Mozart Park upgrades in the works right now

October 6, 2006
By

LOU MANCINELLI

HYDE SQUARE—Upgrades in safety, equipment and appearance to the play areas, basketball court, and stage have been proposed for the renovation of Mozart Park.

Architects from Crosby, Schlesinger and Smallridge (CSS) presented their final design for the Boston Park and Recreation Department’s (BPRD) renovation of Mozart Park to a crowd of fewer than 20 including a group of five youths inside the vestibule-sized basement of the United Baptist Church on Centre and Mozart streets Monday evening, Sept. 11.

The meeting was the third in a series of three. At previous meetings CSS presented three possible plans for community members to discuss with the parks department and CSS. There was also time for community input.
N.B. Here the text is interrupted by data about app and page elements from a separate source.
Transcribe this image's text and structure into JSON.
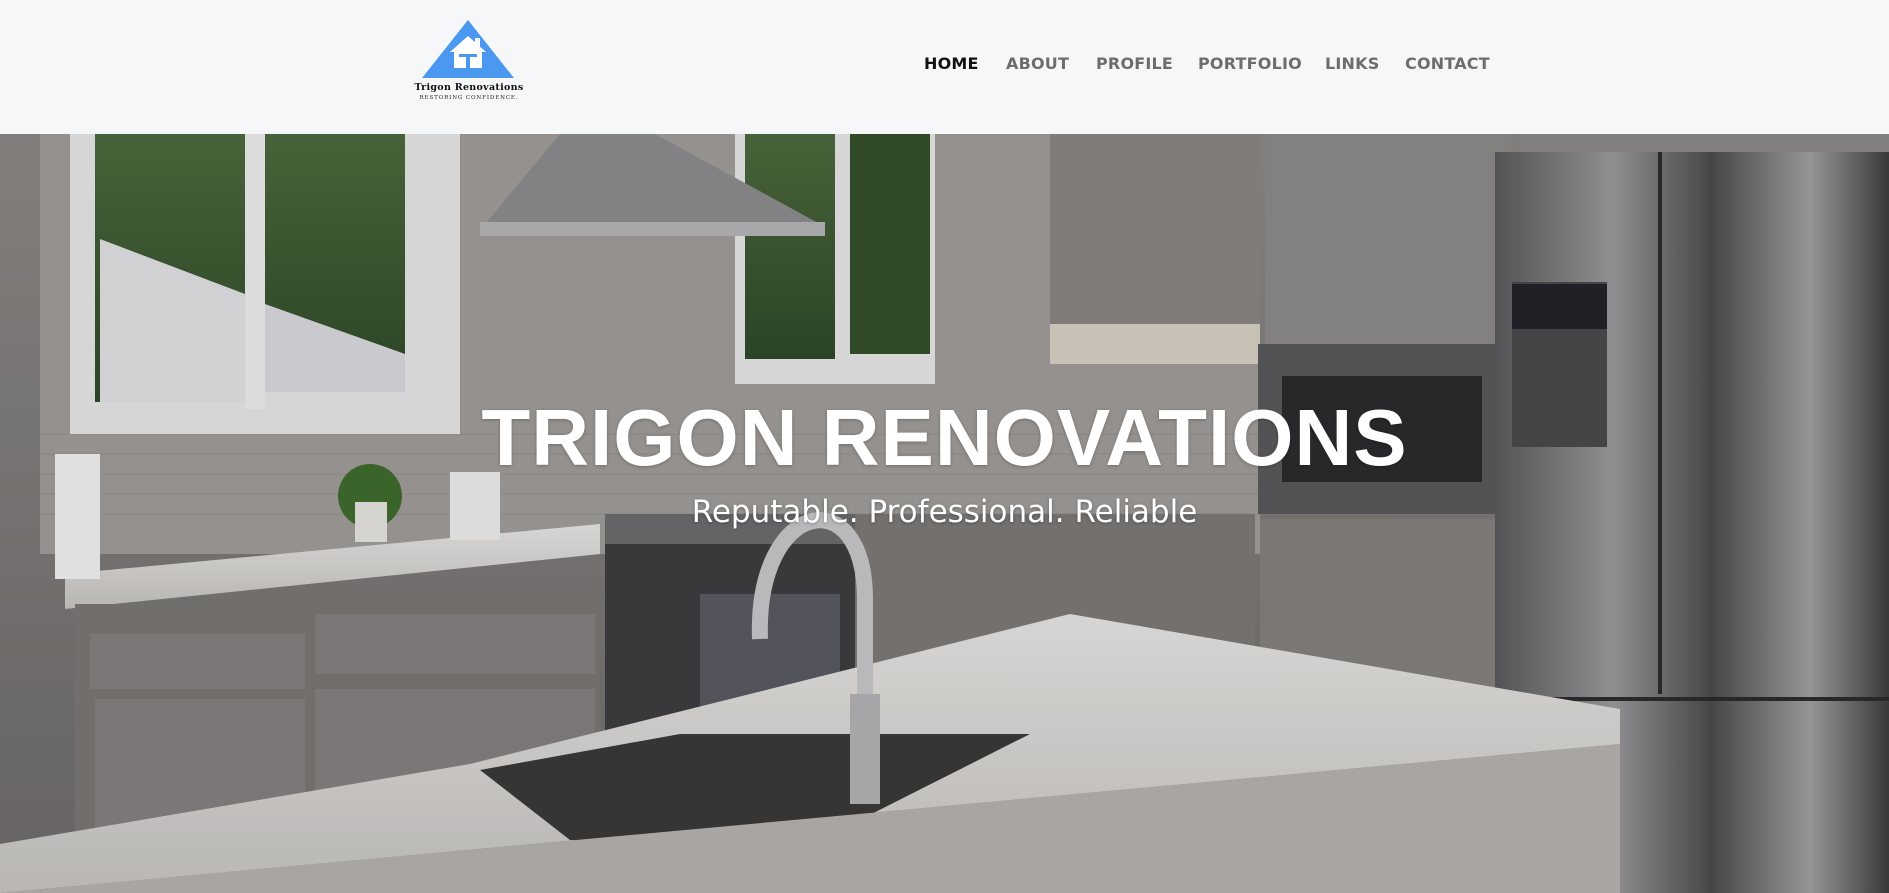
{
  "logo": {
    "brand": "Trigon Renovations",
    "tagline": "RESTORING CONFIDENCE."
  },
  "nav": {
    "items": [
      {
        "label": "HOME",
        "active": true
      },
      {
        "label": "ABOUT"
      },
      {
        "label": "PROFILE"
      },
      {
        "label": "PORTFOLIO"
      },
      {
        "label": "LINKS"
      },
      {
        "label": "CONTACT"
      }
    ]
  },
  "hero": {
    "title": "TRIGON RENOVATIONS",
    "subtitle": "Reputable. Professional. Reliable"
  },
  "colors": {
    "logo_blue": "#4a98f0",
    "nav_active": "#111111",
    "nav_inactive": "#6d6d6d",
    "header_bg": "#f6f7f8"
  }
}
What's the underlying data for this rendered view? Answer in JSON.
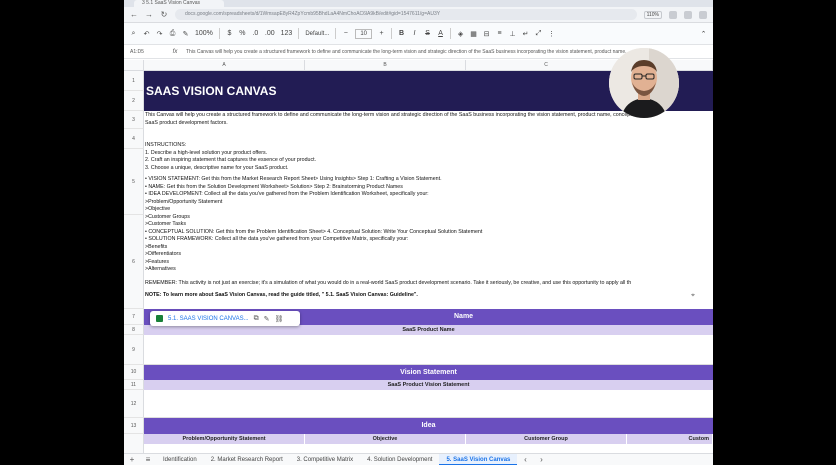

It became clear at these meetings that one design was preferred, according to Angie Murray, the BPRD’s project manager for the park renovation.
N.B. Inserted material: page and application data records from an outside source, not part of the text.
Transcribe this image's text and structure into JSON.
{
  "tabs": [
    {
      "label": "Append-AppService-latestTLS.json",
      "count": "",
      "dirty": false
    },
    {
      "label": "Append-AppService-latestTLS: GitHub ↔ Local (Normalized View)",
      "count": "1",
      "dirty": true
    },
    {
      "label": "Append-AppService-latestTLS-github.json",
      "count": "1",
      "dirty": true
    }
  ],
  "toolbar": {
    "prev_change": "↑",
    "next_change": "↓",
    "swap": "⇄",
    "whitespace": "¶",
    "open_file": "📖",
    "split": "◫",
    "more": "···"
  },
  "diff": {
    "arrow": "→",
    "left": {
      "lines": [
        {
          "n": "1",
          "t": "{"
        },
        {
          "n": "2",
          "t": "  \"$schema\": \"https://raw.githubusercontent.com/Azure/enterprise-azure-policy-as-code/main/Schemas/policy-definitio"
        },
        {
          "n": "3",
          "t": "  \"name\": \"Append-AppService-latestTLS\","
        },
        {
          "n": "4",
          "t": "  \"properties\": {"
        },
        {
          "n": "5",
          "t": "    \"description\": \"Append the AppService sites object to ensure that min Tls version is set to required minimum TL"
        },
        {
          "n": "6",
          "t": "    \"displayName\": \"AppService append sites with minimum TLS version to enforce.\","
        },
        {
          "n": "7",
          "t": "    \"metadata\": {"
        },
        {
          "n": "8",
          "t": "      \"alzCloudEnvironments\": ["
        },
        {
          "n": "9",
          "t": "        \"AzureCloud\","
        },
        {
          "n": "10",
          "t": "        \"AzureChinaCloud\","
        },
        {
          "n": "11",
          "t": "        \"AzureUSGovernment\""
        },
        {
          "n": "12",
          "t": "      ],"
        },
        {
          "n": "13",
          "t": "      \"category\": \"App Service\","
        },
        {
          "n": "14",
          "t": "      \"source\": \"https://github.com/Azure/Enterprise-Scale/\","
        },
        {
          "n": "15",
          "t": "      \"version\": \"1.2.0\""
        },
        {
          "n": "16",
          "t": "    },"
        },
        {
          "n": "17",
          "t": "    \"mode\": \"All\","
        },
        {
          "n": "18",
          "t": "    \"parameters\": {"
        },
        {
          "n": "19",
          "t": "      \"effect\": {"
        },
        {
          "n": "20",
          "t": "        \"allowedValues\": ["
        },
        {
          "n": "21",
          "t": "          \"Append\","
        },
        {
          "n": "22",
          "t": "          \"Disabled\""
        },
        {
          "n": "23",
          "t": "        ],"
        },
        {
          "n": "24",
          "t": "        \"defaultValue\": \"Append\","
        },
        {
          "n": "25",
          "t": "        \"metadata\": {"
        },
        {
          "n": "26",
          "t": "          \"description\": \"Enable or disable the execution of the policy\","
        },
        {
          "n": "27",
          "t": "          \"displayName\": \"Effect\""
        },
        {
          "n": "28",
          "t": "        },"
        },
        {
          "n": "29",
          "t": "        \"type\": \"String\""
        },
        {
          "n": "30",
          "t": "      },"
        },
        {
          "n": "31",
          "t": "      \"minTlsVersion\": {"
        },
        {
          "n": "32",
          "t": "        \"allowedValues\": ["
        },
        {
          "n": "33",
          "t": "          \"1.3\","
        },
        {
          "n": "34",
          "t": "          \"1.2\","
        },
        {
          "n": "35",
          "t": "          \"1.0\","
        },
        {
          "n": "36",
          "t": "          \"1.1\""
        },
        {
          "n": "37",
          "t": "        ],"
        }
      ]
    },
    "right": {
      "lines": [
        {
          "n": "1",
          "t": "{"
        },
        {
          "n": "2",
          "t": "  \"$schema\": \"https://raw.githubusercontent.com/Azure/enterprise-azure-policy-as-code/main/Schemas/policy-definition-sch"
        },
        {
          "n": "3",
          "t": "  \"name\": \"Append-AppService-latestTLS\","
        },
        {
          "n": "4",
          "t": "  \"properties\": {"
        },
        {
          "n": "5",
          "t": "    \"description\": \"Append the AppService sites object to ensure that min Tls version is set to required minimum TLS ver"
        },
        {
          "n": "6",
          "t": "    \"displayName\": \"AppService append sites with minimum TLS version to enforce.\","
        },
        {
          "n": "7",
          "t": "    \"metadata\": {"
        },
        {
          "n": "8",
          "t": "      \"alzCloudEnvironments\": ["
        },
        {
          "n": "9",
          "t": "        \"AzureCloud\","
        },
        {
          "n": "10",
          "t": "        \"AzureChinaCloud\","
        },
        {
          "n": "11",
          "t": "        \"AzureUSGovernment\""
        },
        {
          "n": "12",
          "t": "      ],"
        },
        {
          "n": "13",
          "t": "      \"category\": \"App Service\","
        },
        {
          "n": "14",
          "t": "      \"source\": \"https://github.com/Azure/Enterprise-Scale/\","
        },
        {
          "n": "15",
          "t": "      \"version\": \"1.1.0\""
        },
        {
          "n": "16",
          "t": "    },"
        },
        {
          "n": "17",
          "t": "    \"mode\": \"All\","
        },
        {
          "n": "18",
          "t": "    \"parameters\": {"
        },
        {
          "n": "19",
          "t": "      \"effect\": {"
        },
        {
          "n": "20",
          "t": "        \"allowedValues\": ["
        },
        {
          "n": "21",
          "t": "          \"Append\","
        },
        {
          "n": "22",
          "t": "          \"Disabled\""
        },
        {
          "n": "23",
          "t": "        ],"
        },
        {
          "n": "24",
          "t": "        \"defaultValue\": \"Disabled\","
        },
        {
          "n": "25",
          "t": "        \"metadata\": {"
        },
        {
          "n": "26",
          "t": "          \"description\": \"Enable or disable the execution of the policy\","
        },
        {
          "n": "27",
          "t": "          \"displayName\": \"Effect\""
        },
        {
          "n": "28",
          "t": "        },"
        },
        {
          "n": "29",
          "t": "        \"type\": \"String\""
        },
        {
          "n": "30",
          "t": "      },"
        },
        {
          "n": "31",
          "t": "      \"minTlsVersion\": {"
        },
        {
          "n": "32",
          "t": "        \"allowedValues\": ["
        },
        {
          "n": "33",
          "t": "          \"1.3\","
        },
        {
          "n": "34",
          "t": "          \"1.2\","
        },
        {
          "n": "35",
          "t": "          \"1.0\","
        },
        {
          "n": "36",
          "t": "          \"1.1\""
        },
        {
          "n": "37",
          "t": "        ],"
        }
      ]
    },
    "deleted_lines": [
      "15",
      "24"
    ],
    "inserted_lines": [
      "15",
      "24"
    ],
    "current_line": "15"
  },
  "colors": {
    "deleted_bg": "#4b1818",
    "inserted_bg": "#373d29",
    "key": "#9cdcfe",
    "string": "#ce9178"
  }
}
“There was a sense that people like the current park and the spray areas,” said Murray, “and fewer changes [in the core design] equal a more lenient budget.”

Members of the community present at the meeting appeared pleased with the park’s proposed final renovation design.

“We have been part of the process since the beginning,” said Maanav Thakore of the Hyde Square Task Force (HSTF). “They were responsive to community input. Their plans reflect the community and youth input, which is refreshing. But the true test is what ends up.”

The park’s new design resembles the current set-up but with many safety and equipment upgrades. One big change is a plan to divide the current play area into two separate play areas.

In the new plan, one area is geared towards children ages 2-5. Tic-tac-toe, a double slide and a mini-summit climber were among the ideas for play equipment in the area.

The other play area is designed for kids ages 5-10. A spider web climber, a slide and sound chimes were presented in the design as possible new equipment for the area.

“The play structures are not just for fun,” said Murray. “They are about learning too, about the world and about you in a safe way.”

Rubber surfacing, which increases safety and is common in new parks throughout Boston, will line the play areas. Vinyl chain-link fencing will be put along the back edge to enclose the area.

“Now the mothers won’t have to worry about their kids running out of the park into the street,” said Josh Burgel, landscape architect from CSS, drawing laughter from the crowd.

Plan’s show resurfacing the entire basketball court, replacing the hoops and painting new lines on the court, including lines for volleyball. Plans also called for new fencing around the basketball court and the addition of another gate.

Other upgrades include refurbishing the tables outside the basketball court with composite wood. Proposed plans have chess or some other game on the surface of the table in order to draw more people to the area in an engaging learning manner.

Community members asked if additional lighting could be added to the park to enhance security. CSS recognizes this wish but must first speak with parks department electricians, they said.

Further changes called for the removal of a tree from the front corner of the park to create more open space. Cobblestone will line the entrance. The benches along the entrance will be refurbished with composite lumber and the hand rails on the front steps of the park will be refurbished and upgraded, according to CSS.

At previous meetings, members of the community voiced concerns over the back corner of the park. The corner is an uninviting part of the park, very much so at night they said.

In order to open up the back corner of the park the plan proposed to increase the number of bays of swings to five from two.

The bricks in the mural stretching along the back wall of the park will be repointed to improve their condition. A stage with seating steps and a viewing area with three spray fountains to accomodate the parks many summer performances are also part of the proposed new design.

The center of the park will be opened up so in the future community members can apply for permanent vendors to be established, said CSS.

The BPRD hopes to complete the Mozart Park renovation design process this fall. The community segment of the process is finished. Requests for bids will begin this winter, and the job should take three to four months, according to CSS and the parks department.